“[The cases] remaining relate to quantum. These cases are divided into general damages, which is pain and suffering, and special damages, which is the loss of income by someone who is alive, as well as medical expenses and related aspects.
“The state considered all special damages are payable, but general damages is where the issue is. What is the extent of pain and suffering? This is best left to the experts, which can be actuarial issues or medico-legal issues and so on.”
Where arbitration has failed, the court decides how to award the victim.
“I’m comfortable justice has been done,” Pandelani said.
He stressed the matter was dealing only with cases against the state. He said there were other claims, some against the mine and some against the president, and he could not speak about those.
Apart from special damages and personal injuries, the state has paid just under R76m to 35 families of those killed during the massacre.
About R4m was paid to the University of Witwatersrand, through the Wits Law Clinic, that represented the families of the victims.
The Socio-Economic Rights Institute (Seri) has provided some funding for the representation of families and the Association of Mineworkers and Construction Union at the commission.
One survivor was paid just under R3.5m in damages.
Would you like to comment on this article?
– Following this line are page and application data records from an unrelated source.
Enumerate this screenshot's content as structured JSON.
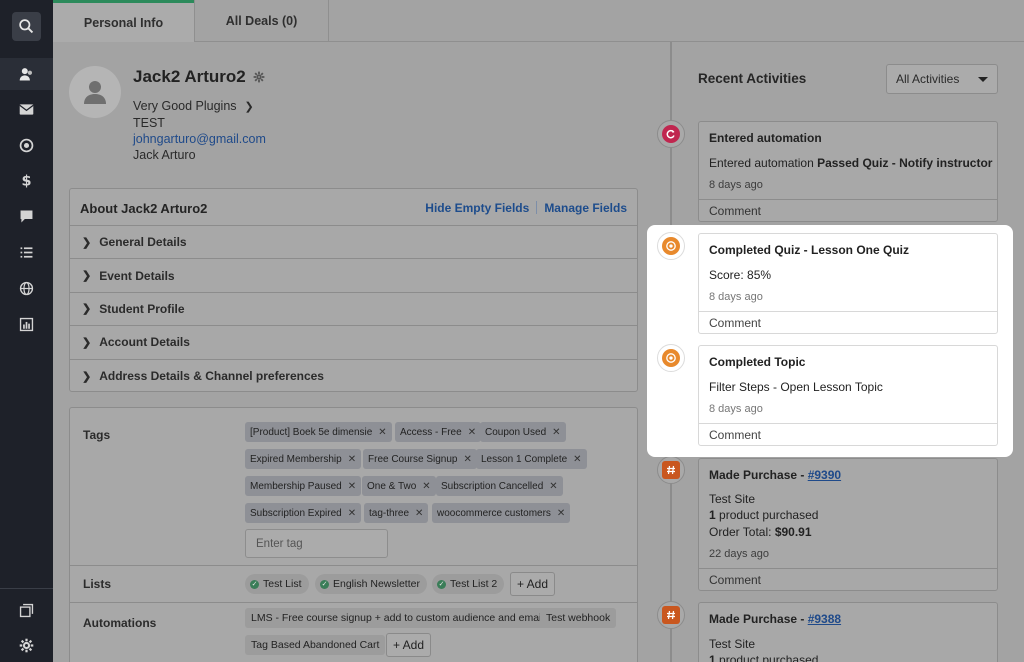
{
  "tabs": [
    {
      "label": "Personal Info"
    },
    {
      "label": "All Deals (0)"
    }
  ],
  "profile": {
    "name": "Jack2 Arturo2",
    "company": "Very Good Plugins",
    "note": "TEST",
    "email": "johngarturo@gmail.com",
    "full_name": "Jack Arturo"
  },
  "about": {
    "title": "About Jack2 Arturo2",
    "hide_empty": "Hide Empty Fields",
    "manage_fields": "Manage Fields",
    "sections": [
      "General Details",
      "Event Details",
      "Student Profile",
      "Account Details",
      "Address Details & Channel preferences"
    ]
  },
  "tags": {
    "label": "Tags",
    "items": [
      "[Product] Boek 5e dimensie",
      "Access - Free",
      "Coupon Used",
      "Expired Membership",
      "Free Course Signup",
      "Lesson 1 Complete",
      "Membership Paused",
      "One & Two",
      "Subscription Cancelled",
      "Subscription Expired",
      "tag-three",
      "woocommerce customers"
    ],
    "placeholder": "Enter tag"
  },
  "lists": {
    "label": "Lists",
    "items": [
      "Test List",
      "English Newsletter",
      "Test List 2"
    ],
    "add": "+ Add"
  },
  "automations": {
    "label": "Automations",
    "items": [
      "LMS - Free course signup + add to custom audience and email",
      "Test webhook",
      "Tag Based Abandoned Cart"
    ],
    "add": "+ Add"
  },
  "activities": {
    "title": "Recent Activities",
    "filter": "All Activities",
    "comment_label": "Comment",
    "items": [
      {
        "title": "Entered automation",
        "line1_pre": "Entered automation ",
        "line1_bold": "Passed Quiz - Notify instructor",
        "date": "8 days ago",
        "color": "#c0264f"
      },
      {
        "title": "Completed Quiz - Lesson One Quiz",
        "line1": "Score: 85%",
        "date": "8 days ago",
        "color": "#e8892c"
      },
      {
        "title": "Completed Topic",
        "line1": "Filter Steps - Open Lesson Topic",
        "date": "8 days ago",
        "color": "#e8892c"
      },
      {
        "title_pre": "Made Purchase - ",
        "title_link": "#9390",
        "line1": "Test Site",
        "line2_bold": "1",
        "line2": " product purchased",
        "line3_pre": "Order Total: ",
        "line3_bold": "$90.91",
        "date": "22 days ago",
        "color": "#c9571f"
      },
      {
        "title_pre": "Made Purchase - ",
        "title_link": "#9388",
        "line1": "Test Site",
        "line2_bold": "1",
        "line2": " product purchased",
        "color": "#c9571f"
      }
    ]
  },
  "icons": {
    "rail": [
      "search-icon",
      "contacts-icon",
      "mail-icon",
      "target-icon",
      "dollar-icon",
      "chat-icon",
      "list-icon",
      "globe-icon",
      "chart-icon",
      "windows-icon",
      "gear-icon"
    ]
  }
}
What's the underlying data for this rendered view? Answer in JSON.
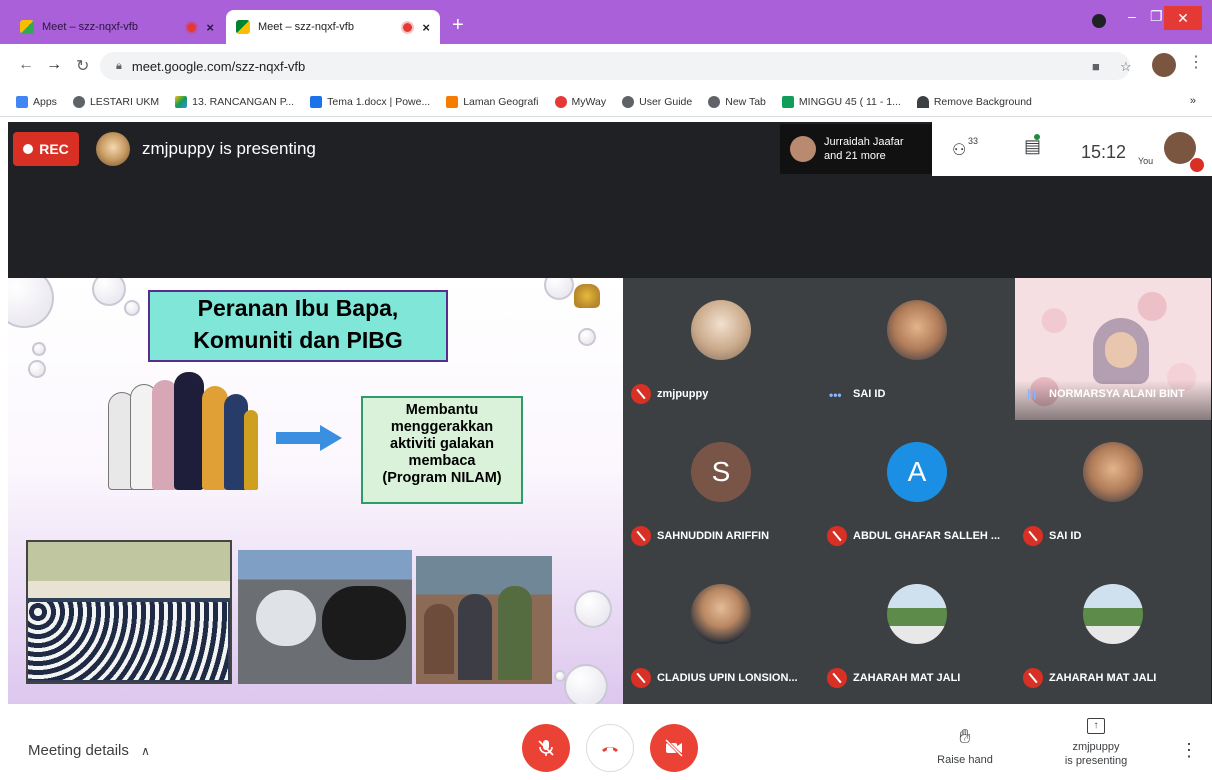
{
  "browser": {
    "tabs": [
      {
        "title": "Meet – szz-nqxf-vfb",
        "close": "×"
      },
      {
        "title": "Meet – szz-nqxf-vfb",
        "close": "×"
      }
    ],
    "new_tab": "+",
    "address": "meet.google.com/szz-nqxf-vfb",
    "bookmarks": [
      {
        "label": "Apps",
        "color": "#4285f4"
      },
      {
        "label": "LESTARI UKM",
        "color": "#5f6368"
      },
      {
        "label": "13. RANCANGAN P...",
        "color": "#fbbc04"
      },
      {
        "label": "Tema 1.docx | Powe...",
        "color": "#1a73e8"
      },
      {
        "label": "Laman Geografi",
        "color": "#f57c00"
      },
      {
        "label": "MyWay",
        "color": "#e53935"
      },
      {
        "label": "User Guide",
        "color": "#5f6368"
      },
      {
        "label": "New Tab",
        "color": "#5f6368"
      },
      {
        "label": "MINGGU 45 ( 11 - 1...",
        "color": "#0f9d58"
      },
      {
        "label": "Remove Background",
        "color": "#3c4043"
      }
    ],
    "bookmarks_more": "»"
  },
  "meet": {
    "rec_label": "REC",
    "presenting_text": "zmjpuppy is presenting",
    "active_speaker": {
      "line1": "Jurraidah Jaafar",
      "line2": "and 21 more"
    },
    "participant_count": "33",
    "time": "15:12",
    "you_label": "You",
    "slide": {
      "title_line1": "Peranan Ibu Bapa,",
      "title_line2": "Komuniti dan PIBG",
      "box_lines": [
        "Membantu",
        "menggerakkan",
        "aktiviti galakan",
        "membaca",
        "(Program NILAM)"
      ]
    },
    "participants": [
      {
        "name": "zmjpuppy",
        "status": "muted"
      },
      {
        "name": "SAI ID",
        "status": "speaking"
      },
      {
        "name": "NORMARSYA ALANI BINT",
        "status": "speaking"
      },
      {
        "name": "SAHNUDDIN ARIFFIN",
        "status": "muted",
        "initial": "S",
        "color": "#795548"
      },
      {
        "name": "ABDUL GHAFAR SALLEH ...",
        "status": "muted",
        "initial": "A",
        "color": "#1a8fe3"
      },
      {
        "name": "SAI ID",
        "status": "muted"
      },
      {
        "name": "CLADIUS UPIN LONSION...",
        "status": "muted"
      },
      {
        "name": "ZAHARAH MAT JALI",
        "status": "muted"
      },
      {
        "name": "ZAHARAH MAT JALI",
        "status": "muted"
      }
    ],
    "bottom": {
      "meeting_details": "Meeting details",
      "raise_hand": "Raise hand",
      "presenting_line1": "zmjpuppy",
      "presenting_line2": "is presenting"
    }
  }
}
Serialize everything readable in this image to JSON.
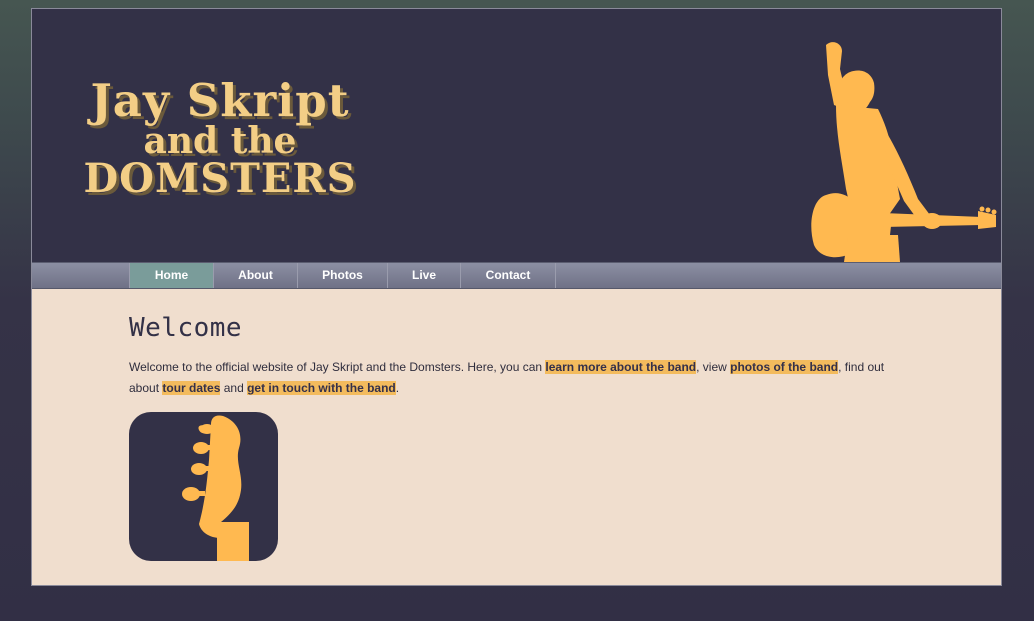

Register (it's quick and free) or sign in now.
Please read our Comment Policy before commenting.